Understanding Clarinet Prices: What to Expect and How to Choose

Introduction to Clarinet Pricing

For many aspiring clarinetists and their families, understanding clarinet prices is essential in learning to play this beautiful instrument. The cost of a clarinet can vary significantly based on factors like brand, materials, and the level of craftsmanship. This guide will explore the various elements influencing clarinet prices, providing valuable insights to help you make an informed decision. Whether you're considering a student model or a professional instrument, this comprehensive look at clarinet pricing will shed light on what you can expect.

Factors Influencing Clarinet Prices

Level of Play:

    • Student Clarinets: These are designed for beginners and typically range from $200 to $600. They are made from durable plastic or resin, making them resistant to damage and ideal for young players.
    • Intermediate Clarinets: These instruments are focused on advancing students' skills and cost between $600 and $1,500. They often feature better materials, such as grenadilla wood, and improved key mechanisms.
    • Professional Clarinets: These clarinets can range from $1,500 to $10,000 or more for serious musicians and professionals. They are crafted from the finest materials and designed for optimal sound quality and performance.

    Materials:

    • Plastic/Resin: Commonly used in student clarinets for durability and affordability.
    • Grenadilla Wood: Preferred for intermediate and professional models, offering superior tonal qualities but requiring more care.
    • Ebony and Rosewood: Occasionally used in high-end models for their unique tonal characteristics.

    Brand and Craftsmanship:

    • Established brands known for their quality and consistency often command higher prices.
    • Handcrafted clarinets with meticulous attention to detail can be more expensive than mass-produced models.

    Additional Features:

    • Keywork: Nickel or silver-plated keys can affect the price, with silver plating typically being more expensive.
    • Bore Design: Different bore designs can influence playability and sound, with certain designs favored by professional musicians.

    Accessories and Packages:

    • Some clarinets come with additional accessories, such as mouthpieces, ligatures, and cases, which can increase the overall cost.

    Clarinet Price Ranges by Category

    Student Clarinets:

    • These entry-level instruments are ideal for beginners. Reliable student models are offered by brands like Yamaha, Buffet Crampon, and Jupiter. Prices generally start around $200 and can go up to $600, depending on the brand and included accessories.

    Intermediate Clarinets:

    • Players often seek instruments that offer better sound quality and playability as they progress. Intermediate clarinets, such as those from Yamaha, Buffet Crampon, and Selmer, typically range from $600 to $1,500. These instruments often feature wooden bodies and higher-quality key mechanisms.

    Professional Clarinets:

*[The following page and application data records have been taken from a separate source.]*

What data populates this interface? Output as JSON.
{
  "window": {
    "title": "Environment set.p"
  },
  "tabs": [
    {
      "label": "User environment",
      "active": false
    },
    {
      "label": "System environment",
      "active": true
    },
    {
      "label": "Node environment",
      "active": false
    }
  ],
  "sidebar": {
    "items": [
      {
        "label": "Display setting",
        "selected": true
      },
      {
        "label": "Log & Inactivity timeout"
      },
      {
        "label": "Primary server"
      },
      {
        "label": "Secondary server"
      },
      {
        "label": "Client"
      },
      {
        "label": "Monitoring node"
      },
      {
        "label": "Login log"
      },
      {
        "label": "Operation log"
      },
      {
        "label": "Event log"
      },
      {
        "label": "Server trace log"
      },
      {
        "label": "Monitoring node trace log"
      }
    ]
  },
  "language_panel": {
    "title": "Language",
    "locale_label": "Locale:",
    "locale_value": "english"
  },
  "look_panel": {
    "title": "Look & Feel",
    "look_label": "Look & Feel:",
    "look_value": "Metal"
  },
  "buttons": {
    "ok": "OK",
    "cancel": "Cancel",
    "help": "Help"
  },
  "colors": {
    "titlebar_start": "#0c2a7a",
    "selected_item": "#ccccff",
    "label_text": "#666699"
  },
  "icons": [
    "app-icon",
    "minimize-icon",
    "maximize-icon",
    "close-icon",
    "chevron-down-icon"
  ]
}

    • Professional clarinets are designed for advanced players and professionals. Brands like Buffet Crampon, Selmer, and Leblanc are renowned for their high-quality professional models. Prices can start around $1,500 and go up to $10,000 or more, depending on the materials used and the craftsmanship involved.

    Considerations for Purchasing a Clarinet

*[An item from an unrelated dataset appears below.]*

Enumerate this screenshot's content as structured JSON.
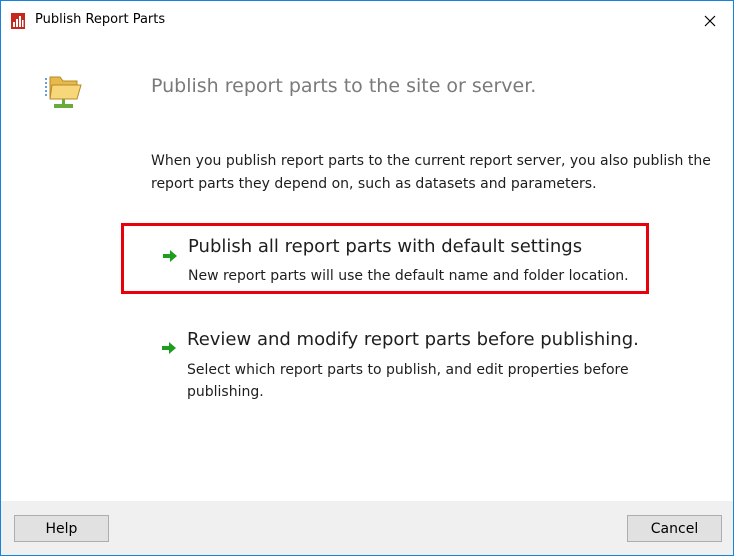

    Player's Level and Goals:

    • Assessing the player's current level and long-term goals is essential. A beginner might start with a student model, while an advancing player might look for an intermediate or professional instrument.

    Budget:

    • Establishing a budget before shopping can help narrow options and ensure a good balance between quality and affordability.

    Try Before You Buy:

    • Whenever possible, try different clarinets to find the one that feels and sounds best. Many music stores offer trial periods or rental programs, which can help you make an informed decision.

    Maintenance and Care:

    • Wooden clarinets require more maintenance than plastic models. Regular cleaning, proper storage, and occasional professional servicing are necessary to keep the instrument in top condition.

    The Influence of the Martin Freres Tradition

    The tradition and craftsmanship associated with Martin Freres Clarinets can serve as a benchmark when considering clarinet prices. Known for its meticulous design and high-quality materials, Martin Freres represents the investment many players are willing to make in an instrument that delivers exceptional performance and longevity.

    Practical Tips for Clarinetists

    • Seek Professional Advice: Consulting with a clarinet teacher or professional can provide valuable insights and recommendations based on personal experience.
    • Research and Reviews: Reading reviews and thoroughly researching different brands and models can help understand each option's pros and cons.
    • Consider Used Instruments: Sometimes, purchasing a used clarinet from a reputable source can offer a high-quality instrument at a reduced price.

    Understanding clarinet prices involves looking at various factors, from the player's level and goals to the materials and craftsmanship of the instrument. Considering these elements, you can make an informed decision that aligns with your needs and budget, ensuring a rewarding and enriching clarinet-playing experience.